*Problem requirements*.
Set each entry down verbatim, omitting images.

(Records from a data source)
════════
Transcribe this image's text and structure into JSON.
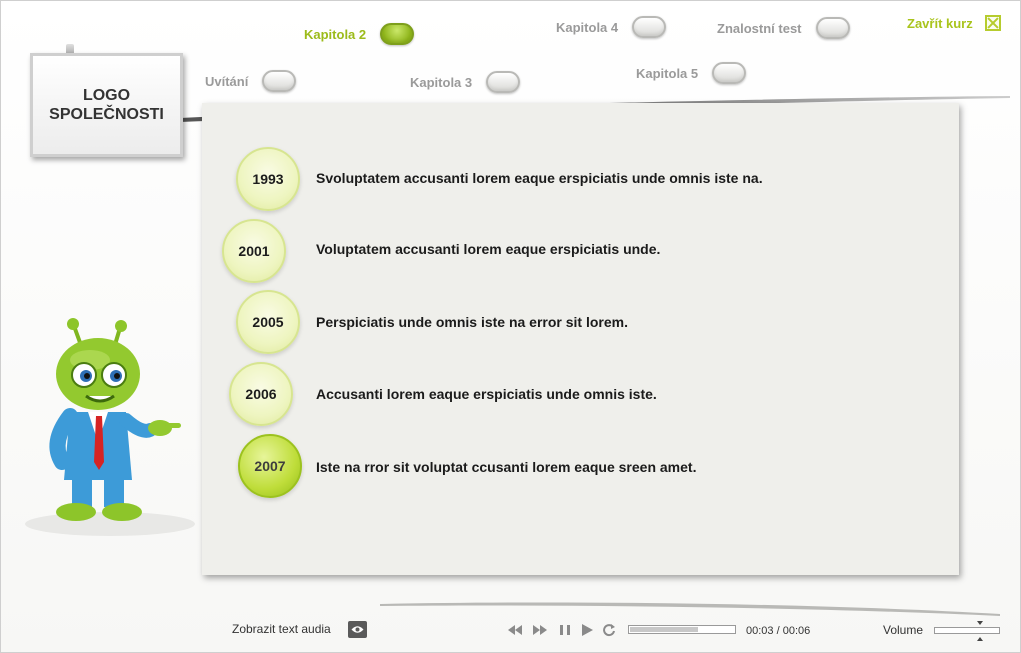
{
  "nav": {
    "items": [
      {
        "label": "Kapitola 2",
        "active": true
      },
      {
        "label": "Kapitola 4",
        "active": false
      },
      {
        "label": "Znalostní test",
        "active": false
      },
      {
        "label": "Uvítání",
        "active": false
      },
      {
        "label": "Kapitola 3",
        "active": false
      },
      {
        "label": "Kapitola 5",
        "active": false
      }
    ],
    "close_label": "Zavřít kurz"
  },
  "logo": {
    "line1": "LOGO",
    "line2": "SPOLEČNOSTI"
  },
  "timeline": [
    {
      "year": "1993",
      "text": "Svoluptatem accusanti lorem eaque erspiciatis unde omnis iste na.",
      "active": false
    },
    {
      "year": "2001",
      "text": "Voluptatem accusanti lorem eaque erspiciatis unde.",
      "active": false
    },
    {
      "year": "2005",
      "text": "Perspiciatis unde omnis iste na error sit lorem.",
      "active": false
    },
    {
      "year": "2006",
      "text": "Accusanti lorem eaque erspiciatis unde omnis iste.",
      "active": false
    },
    {
      "year": "2007",
      "text": "Iste na rror sit voluptat ccusanti lorem eaque sreen amet.",
      "active": true
    }
  ],
  "player": {
    "audio_text_label": "Zobrazit text audia",
    "current_time": "00:03",
    "separator": "/",
    "total_time": "00:06",
    "progress_fraction": 0.65,
    "volume_label": "Volume",
    "volume_fraction": 0.7
  },
  "colors": {
    "accent": "#9cbb1a",
    "panel": "#efefeb",
    "nav_inactive": "#9a9a9a"
  }
}
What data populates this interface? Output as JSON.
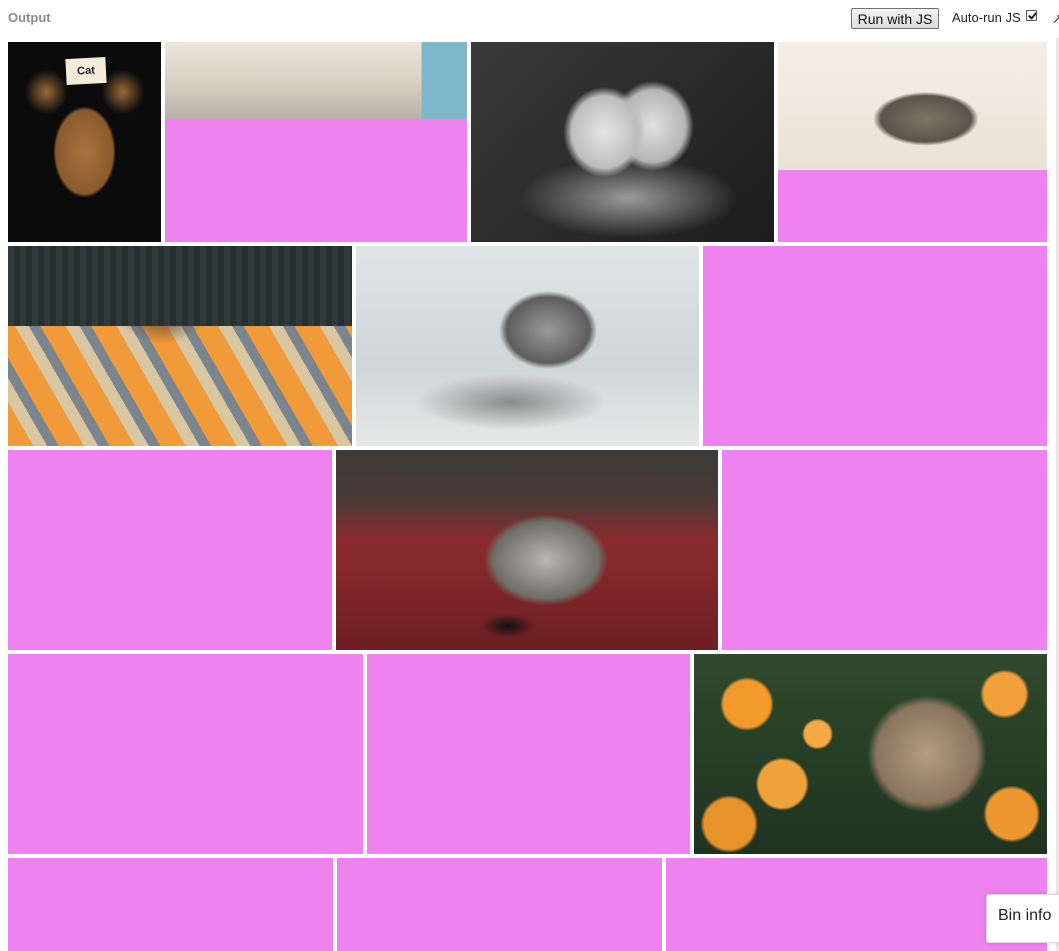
{
  "topbar": {
    "title": "Output",
    "run_button_label": "Run with JS",
    "autorun_label": "Auto-run JS",
    "autorun_checked": true,
    "expand_icon": "expand-arrow-icon"
  },
  "tile_color": "#ee82ee",
  "tiles": [
    {
      "kind": "photo",
      "subject": "dog wearing a Cat note",
      "label": "Cat"
    },
    {
      "kind": "photo-partial",
      "subject": "cat on stairs"
    },
    {
      "kind": "photo",
      "subject": "baby feet in hands"
    },
    {
      "kind": "photo-partial",
      "subject": "tabby kitten on bed"
    },
    {
      "kind": "photo",
      "subject": "cat on striped cushion"
    },
    {
      "kind": "photo",
      "subject": "silver tabby kitten by window"
    },
    {
      "kind": "placeholder"
    },
    {
      "kind": "placeholder"
    },
    {
      "kind": "photo",
      "subject": "cat lying on red carpet"
    },
    {
      "kind": "placeholder"
    },
    {
      "kind": "placeholder"
    },
    {
      "kind": "placeholder"
    },
    {
      "kind": "photo",
      "subject": "tabby cat among orange flowers"
    },
    {
      "kind": "placeholder"
    },
    {
      "kind": "placeholder"
    },
    {
      "kind": "placeholder"
    }
  ],
  "bin_info": {
    "label": "Bin info"
  }
}
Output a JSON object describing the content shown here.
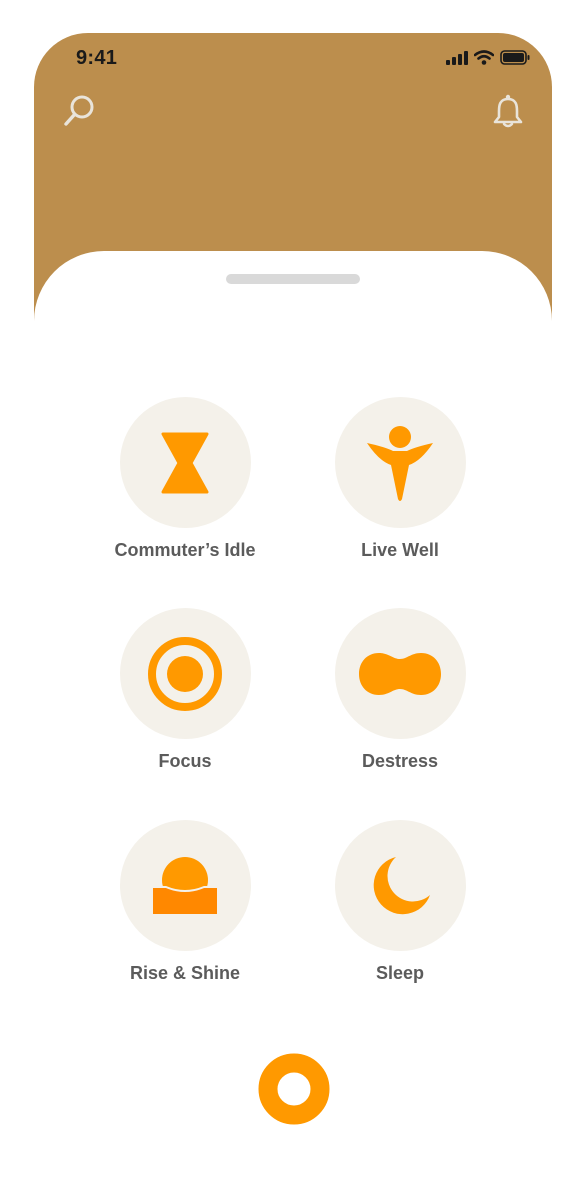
{
  "status_bar": {
    "time": "9:41",
    "icons": [
      "signal-icon",
      "wifi-icon",
      "battery-icon"
    ]
  },
  "header": {
    "background_color": "#bc8e4d",
    "left_icon": "search-icon",
    "right_icon": "bell-icon"
  },
  "categories": [
    {
      "label": "Commuter’s Idle",
      "icon": "hourglass-icon"
    },
    {
      "label": "Live Well",
      "icon": "person-icon"
    },
    {
      "label": "Focus",
      "icon": "target-icon"
    },
    {
      "label": "Destress",
      "icon": "blob-icon"
    },
    {
      "label": "Rise & Shine",
      "icon": "sunrise-icon"
    },
    {
      "label": "Sleep",
      "icon": "moon-icon"
    }
  ],
  "colors": {
    "accent": "#ff9900",
    "circle_bg": "#f4f1ea",
    "label": "#5b5b5b"
  },
  "bottom_action": {
    "icon": "ring-icon"
  }
}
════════
*Response*.
Transcribe this image's text and structure into JSON.
{
  "nav": {
    "items": [
      {
        "label": "Kapitola 2",
        "active": true
      },
      {
        "label": "Kapitola 4",
        "active": false
      },
      {
        "label": "Znalostní test",
        "active": false
      },
      {
        "label": "Uvítání",
        "active": false
      },
      {
        "label": "Kapitola 3",
        "active": false
      },
      {
        "label": "Kapitola 5",
        "active": false
      }
    ],
    "close_label": "Zavřít kurz"
  },
  "logo": {
    "line1": "LOGO",
    "line2": "SPOLEČNOSTI"
  },
  "timeline": [
    {
      "year": "1993",
      "text": "Svoluptatem accusanti lorem eaque erspiciatis unde omnis iste na.",
      "active": false
    },
    {
      "year": "2001",
      "text": "Voluptatem accusanti lorem eaque erspiciatis unde.",
      "active": false
    },
    {
      "year": "2005",
      "text": "Perspiciatis unde omnis iste na error sit lorem.",
      "active": false
    },
    {
      "year": "2006",
      "text": "Accusanti lorem eaque erspiciatis unde omnis iste.",
      "active": false
    },
    {
      "year": "2007",
      "text": "Iste na rror sit voluptat ccusanti lorem eaque sreen amet.",
      "active": true
    }
  ],
  "player": {
    "audio_text_label": "Zobrazit text audia",
    "current_time": "00:03",
    "separator": "/",
    "total_time": "00:06",
    "progress_fraction": 0.65,
    "volume_label": "Volume",
    "volume_fraction": 0.7
  },
  "colors": {
    "accent": "#9cbb1a",
    "panel": "#efefeb",
    "nav_inactive": "#9a9a9a"
  }
}
What data populates this interface? Output as JSON.
{
  "topbar": {
    "title": "Output",
    "run_button_label": "Run with JS",
    "autorun_label": "Auto-run JS",
    "autorun_checked": true,
    "expand_icon": "expand-arrow-icon"
  },
  "tile_color": "#ee82ee",
  "tiles": [
    {
      "kind": "photo",
      "subject": "dog wearing a Cat note",
      "label": "Cat"
    },
    {
      "kind": "photo-partial",
      "subject": "cat on stairs"
    },
    {
      "kind": "photo",
      "subject": "baby feet in hands"
    },
    {
      "kind": "photo-partial",
      "subject": "tabby kitten on bed"
    },
    {
      "kind": "photo",
      "subject": "cat on striped cushion"
    },
    {
      "kind": "photo",
      "subject": "silver tabby kitten by window"
    },
    {
      "kind": "placeholder"
    },
    {
      "kind": "placeholder"
    },
    {
      "kind": "photo",
      "subject": "cat lying on red carpet"
    },
    {
      "kind": "placeholder"
    },
    {
      "kind": "placeholder"
    },
    {
      "kind": "placeholder"
    },
    {
      "kind": "photo",
      "subject": "tabby cat among orange flowers"
    },
    {
      "kind": "placeholder"
    },
    {
      "kind": "placeholder"
    },
    {
      "kind": "placeholder"
    }
  ],
  "bin_info": {
    "label": "Bin info"
  }
}
Output a JSON object describing the content shown here.
{
  "status_bar": {
    "time": "9:41",
    "icons": [
      "signal-icon",
      "wifi-icon",
      "battery-icon"
    ]
  },
  "header": {
    "background_color": "#bc8e4d",
    "left_icon": "search-icon",
    "right_icon": "bell-icon"
  },
  "categories": [
    {
      "label": "Commuter’s Idle",
      "icon": "hourglass-icon"
    },
    {
      "label": "Live Well",
      "icon": "person-icon"
    },
    {
      "label": "Focus",
      "icon": "target-icon"
    },
    {
      "label": "Destress",
      "icon": "blob-icon"
    },
    {
      "label": "Rise & Shine",
      "icon": "sunrise-icon"
    },
    {
      "label": "Sleep",
      "icon": "moon-icon"
    }
  ],
  "colors": {
    "accent": "#ff9900",
    "circle_bg": "#f4f1ea",
    "label": "#5b5b5b"
  },
  "bottom_action": {
    "icon": "ring-icon"
  }
}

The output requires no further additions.